■ Your goal: Go to the line in the data below that contains "Give me the". Write it out exactly, along with every later line through the last, and nothing else.

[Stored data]

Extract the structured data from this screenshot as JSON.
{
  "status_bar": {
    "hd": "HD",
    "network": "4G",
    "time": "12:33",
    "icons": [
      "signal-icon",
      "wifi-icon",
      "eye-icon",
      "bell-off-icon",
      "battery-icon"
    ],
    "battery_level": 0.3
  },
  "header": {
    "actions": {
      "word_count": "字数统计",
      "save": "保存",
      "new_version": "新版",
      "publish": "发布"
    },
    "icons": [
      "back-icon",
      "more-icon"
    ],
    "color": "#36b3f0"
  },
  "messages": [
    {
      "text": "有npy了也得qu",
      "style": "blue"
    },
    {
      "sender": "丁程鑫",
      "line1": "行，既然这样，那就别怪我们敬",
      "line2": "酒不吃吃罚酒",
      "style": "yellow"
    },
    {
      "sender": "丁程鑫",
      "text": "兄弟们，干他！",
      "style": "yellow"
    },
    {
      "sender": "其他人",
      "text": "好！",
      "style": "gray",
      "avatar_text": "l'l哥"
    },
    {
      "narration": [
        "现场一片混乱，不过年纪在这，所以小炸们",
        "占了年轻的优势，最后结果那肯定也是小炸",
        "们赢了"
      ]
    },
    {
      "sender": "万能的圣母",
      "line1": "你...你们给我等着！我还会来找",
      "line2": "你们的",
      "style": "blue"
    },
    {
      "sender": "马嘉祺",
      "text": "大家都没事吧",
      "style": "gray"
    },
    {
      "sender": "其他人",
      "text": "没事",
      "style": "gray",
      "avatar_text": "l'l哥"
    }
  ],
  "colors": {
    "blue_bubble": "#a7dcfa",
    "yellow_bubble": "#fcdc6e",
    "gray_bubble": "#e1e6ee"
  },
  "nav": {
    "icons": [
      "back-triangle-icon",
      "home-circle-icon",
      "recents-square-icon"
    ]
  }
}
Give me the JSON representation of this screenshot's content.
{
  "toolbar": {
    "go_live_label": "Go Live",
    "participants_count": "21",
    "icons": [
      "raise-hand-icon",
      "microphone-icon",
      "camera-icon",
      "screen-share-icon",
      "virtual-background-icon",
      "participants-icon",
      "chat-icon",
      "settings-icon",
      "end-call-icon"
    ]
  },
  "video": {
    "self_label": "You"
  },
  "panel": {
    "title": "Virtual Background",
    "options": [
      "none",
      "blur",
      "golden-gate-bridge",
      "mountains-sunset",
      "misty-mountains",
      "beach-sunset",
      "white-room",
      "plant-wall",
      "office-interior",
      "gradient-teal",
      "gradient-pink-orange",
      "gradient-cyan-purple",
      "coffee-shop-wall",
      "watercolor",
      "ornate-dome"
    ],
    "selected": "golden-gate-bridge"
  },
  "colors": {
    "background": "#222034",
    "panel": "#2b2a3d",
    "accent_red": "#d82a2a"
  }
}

■ Response:
Give me the JSON representation of this screenshot's content.
{
  "toolbar": {
    "go_live_label": "Go Live",
    "participants_count": "21",
    "icons": [
      "raise-hand-icon",
      "microphone-icon",
      "camera-icon",
      "screen-share-icon",
      "virtual-background-icon",
      "participants-icon",
      "chat-icon",
      "settings-icon",
      "end-call-icon"
    ]
  },
  "video": {
    "self_label": "You"
  },
  "panel": {
    "title": "Virtual Background",
    "options": [
      "none",
      "blur",
      "golden-gate-bridge",
      "mountains-sunset",
      "misty-mountains",
      "beach-sunset",
      "white-room",
      "plant-wall",
      "office-interior",
      "gradient-teal",
      "gradient-pink-orange",
      "gradient-cyan-purple",
      "coffee-shop-wall",
      "watercolor",
      "ornate-dome"
    ],
    "selected": "golden-gate-bridge"
  },
  "colors": {
    "background": "#222034",
    "panel": "#2b2a3d",
    "accent_red": "#d82a2a"
  }
}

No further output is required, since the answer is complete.